But under the Haddington Road deal, all teachers are obliged to perform these duties for no payment.
About 70pc of ASTI members have continued to volunteer for the work since September, pending resolution of the issue with Government over Haddington Road.
The Government accepted that position, in the hope that the dispute would be resolved, but now it is getting ready to take a hard line in the event that the deal is rejected again.
Meanwhile, ESB management and unions remained locked in talks at a secret location in Dublin for much of yesterday after the union warned that workers would down tools from 8am on December 16.
It is expected the talks will continue through the weekend as the Labour Relations Commissioner (LRC) desperately attempts to broker a deal.

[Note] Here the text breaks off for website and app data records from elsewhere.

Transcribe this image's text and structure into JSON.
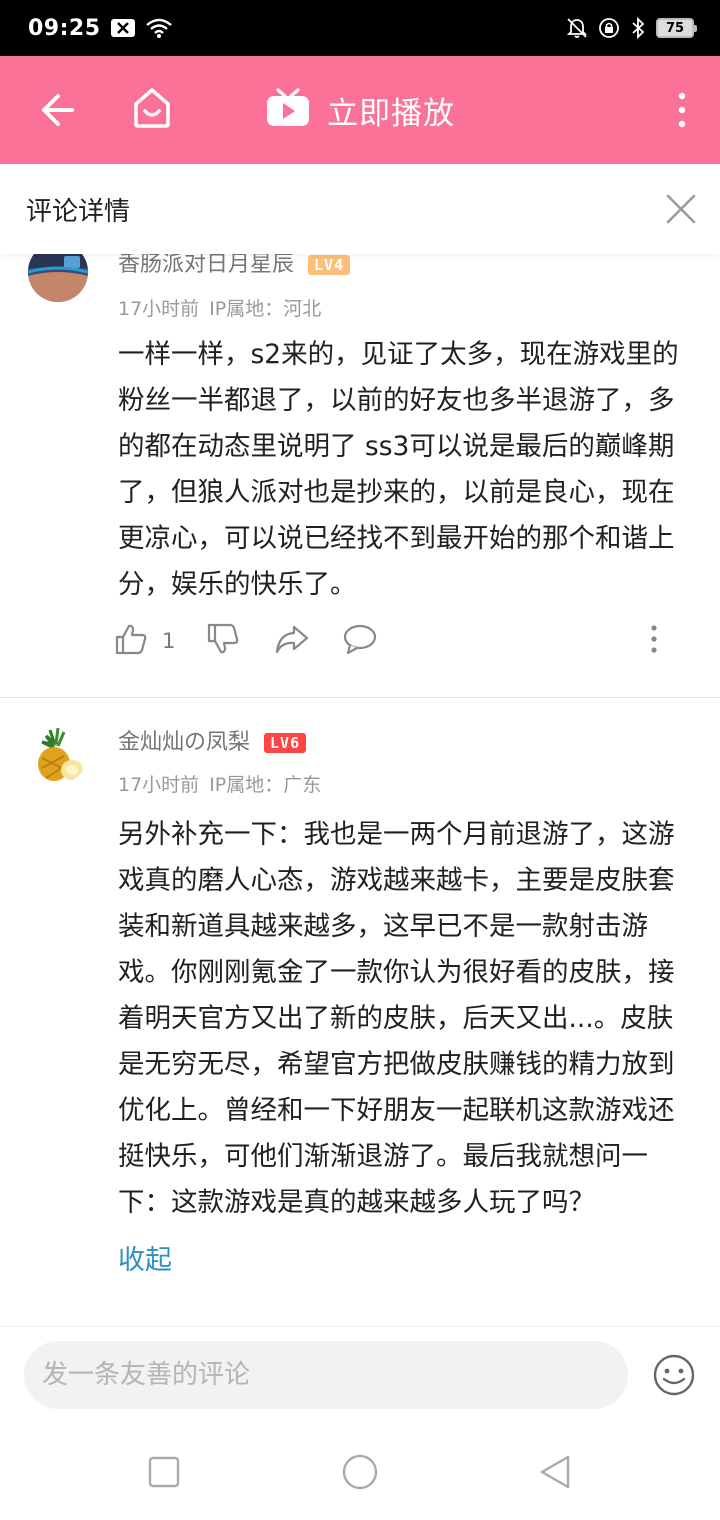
{
  "status_bar": {
    "time": "09:25",
    "battery": "75"
  },
  "header": {
    "play_label": "立即播放",
    "icons": [
      "back-arrow-icon",
      "home-tv-icon",
      "tv-play-icon",
      "more-vertical-icon"
    ],
    "background": "#fb7299"
  },
  "sub_header": {
    "title": "评论详情"
  },
  "comments": [
    {
      "username": "香肠派对日月星辰",
      "level": "LV4",
      "level_color": "#fcbf7a",
      "time": "17小时前",
      "location": "IP属地：河北",
      "text": "一样一样，s2来的，见证了太多，现在游戏里的粉丝一半都退了，以前的好友也多半退游了，多的都在动态里说明了 ss3可以说是最后的巅峰期了，但狼人派对也是抄来的，以前是良心，现在更凉心，可以说已经找不到最开始的那个和谐上分，娱乐的快乐了。",
      "likes": "1"
    },
    {
      "username": "金灿灿の凤梨",
      "level": "LV6",
      "level_color": "#ff4444",
      "time": "17小时前",
      "location": "IP属地：广东",
      "text": "另外补充一下：我也是一两个月前退游了，这游戏真的磨人心态，游戏越来越卡，主要是皮肤套装和新道具越来越多，这早已不是一款射击游戏。你刚刚氪金了一款你认为很好看的皮肤，接着明天官方又出了新的皮肤，后天又出...。皮肤是无穷无尽，希望官方把做皮肤赚钱的精力放到优化上。曾经和一下好朋友一起联机这款游戏还挺快乐，可他们渐渐退游了。最后我就想问一下：这款游戏是真的越来越多人玩了吗？",
      "collapse": "收起"
    }
  ],
  "input_bar": {
    "placeholder": "发一条友善的评论"
  }
}
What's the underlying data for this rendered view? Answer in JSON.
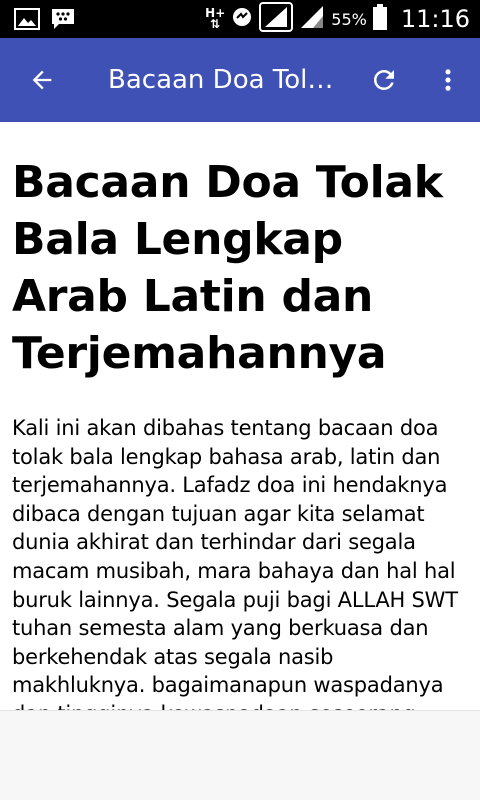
{
  "status_bar": {
    "network_type": "H+",
    "battery": "55%",
    "time": "11:16"
  },
  "app_bar": {
    "title": "Bacaan Doa Tolak Bala Lengkap Arab Latin dan Terjemahannya",
    "color": "#3f51b5",
    "icons": {
      "back": "arrow-left-icon",
      "refresh": "refresh-icon",
      "overflow": "more-vert-icon"
    }
  },
  "article": {
    "title": "Bacaan Doa Tolak Bala Lengkap Arab Latin dan Terjemahannya",
    "body": "Kali ini akan dibahas tentang bacaan doa tolak bala lengkap bahasa arab, latin dan terjemahannya. Lafadz doa ini hendaknya dibaca dengan tujuan agar kita selamat dunia akhirat dan terhindar dari segala macam musibah, mara bahaya dan hal hal buruk lainnya. Segala puji bagi ALLAH SWT tuhan semesta alam yang berkuasa dan berkehendak atas segala nasib makhluknya. bagaimanapun waspadanya dan tingginya kewaspadaan seseorang"
  }
}
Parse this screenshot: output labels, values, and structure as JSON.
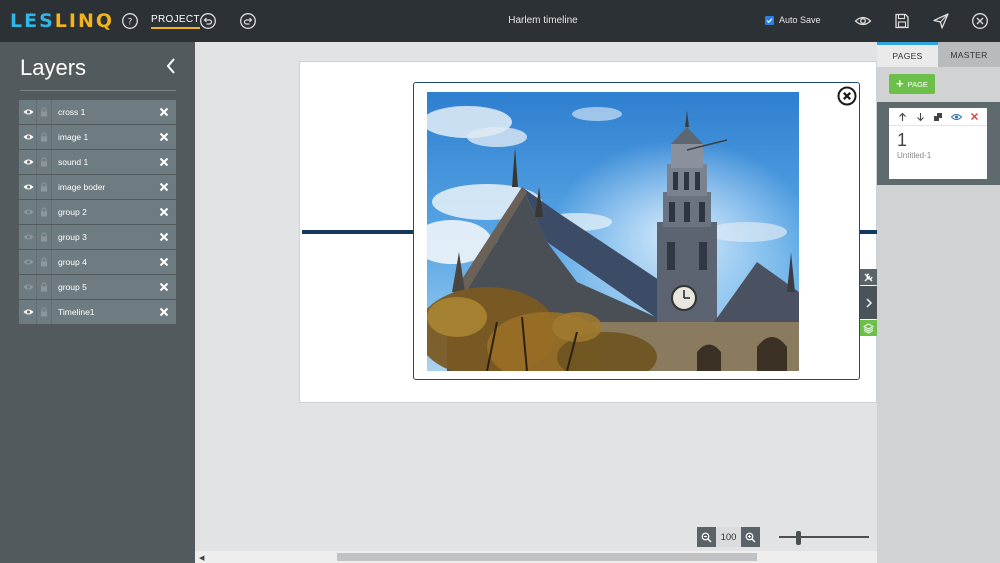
{
  "topbar": {
    "logo_part1": "LES",
    "logo_part2": "LINQ",
    "project_label": "PROJECT",
    "document_title": "Harlem timeline",
    "autosave_label": "Auto Save",
    "autosave_checked": true
  },
  "layers_panel": {
    "title": "Layers",
    "items": [
      {
        "label": "cross 1",
        "visible": true
      },
      {
        "label": "image 1",
        "visible": true
      },
      {
        "label": "sound 1",
        "visible": true
      },
      {
        "label": "image boder",
        "visible": true
      },
      {
        "label": "group 2",
        "visible": false
      },
      {
        "label": "group 3",
        "visible": false
      },
      {
        "label": "group 4",
        "visible": false
      },
      {
        "label": "group 5",
        "visible": false
      },
      {
        "label": "Timeline1",
        "visible": true
      }
    ]
  },
  "zoom": {
    "value": "100"
  },
  "pages_panel": {
    "tab_pages": "PAGES",
    "tab_master": "MASTER",
    "add_page_label": "PAGE",
    "pages": [
      {
        "number": "1",
        "name": "Untitled-1"
      }
    ]
  },
  "colors": {
    "topbar_bg": "#2c3135",
    "accent_blue": "#2fb7e8",
    "accent_yellow": "#f2b31b",
    "add_green": "#6cc04a",
    "timeline_navy": "#14385e"
  }
}
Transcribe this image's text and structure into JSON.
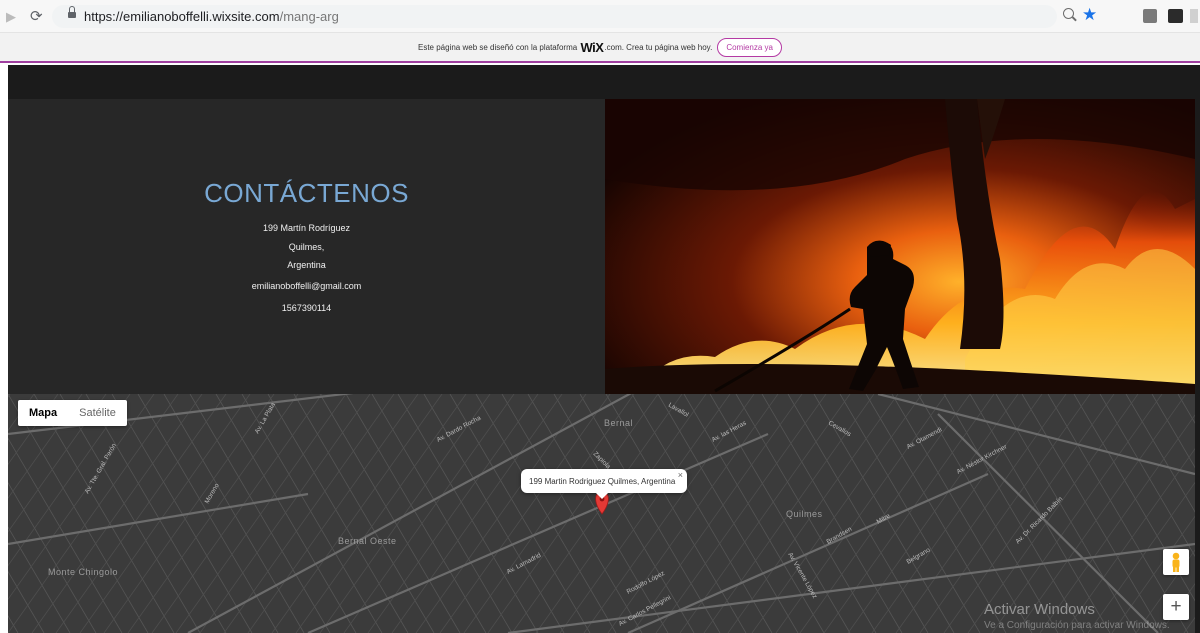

For the first time since the crisis began, the Government admitted that electricity customers would be affected if strike action at the ESB goes ahead, but that shut-offs would be flagged in advance.
"All ESB-generated power will be off the bars from 8am on Monday December 16," a spokesman for the ESB unions said, adding emergency cover would be provided.
The tough negotiating position followed the ESB telling investors last month that it had "no legal obligation" to fund the pension deficit, a claim denied by the union.
Ironically, despite the bitter divide between both sides, management would also benefit from the pension scheme being in surplus as they are also members.
In a statement last night, the Department of Energy said that efforts were ongoing to resolve the dispute, which centres on a €1.7bn hole in the fund.
"In the event of industrial action at ESB, supplies to electricity customers may be affected," it said.
"EirGrid, the independent operator of the national grid, will seek to minimise disruption through its management of the power system.
"Every effort will be made to keep as many customers supplied as possible, particularly vital services and infrastructure."
While hospitals, garda stations and fire stations are unlikely to be affected, the Irish Independent has learnt that commuters face disruption.
Energy Minister Pat Rabbitte said it was a "very grave situation" and that industrial action was an "out of proportion" response from unions.
"Here we are threatened with a dispute that is completely out of proportion with the issues," he said.
"There is no intention on the part of the company to wind up the scheme.
"The (pensions) regulator has made plain that the scheme is on track, the funding plan is on track, and the scheme will be in kilter by 2018.
"Anybody who retires between now and 2018 will get their full pension."
ESB union leader Brendan Ogle said that officials met with the minister in November last year to discuss problems with the scheme, and that he could have helped avert the crisis.
"If Minister Rabbitte had worked with us and the ESB to resolve this problem we would not be in the position we are in today," he said.
Fianna Fail leader Micheal Martin again called for the strike action to be called off, saying the country faced an "appalling vista".
Katherine Donnelly, Paul Melia and Daniel McConnell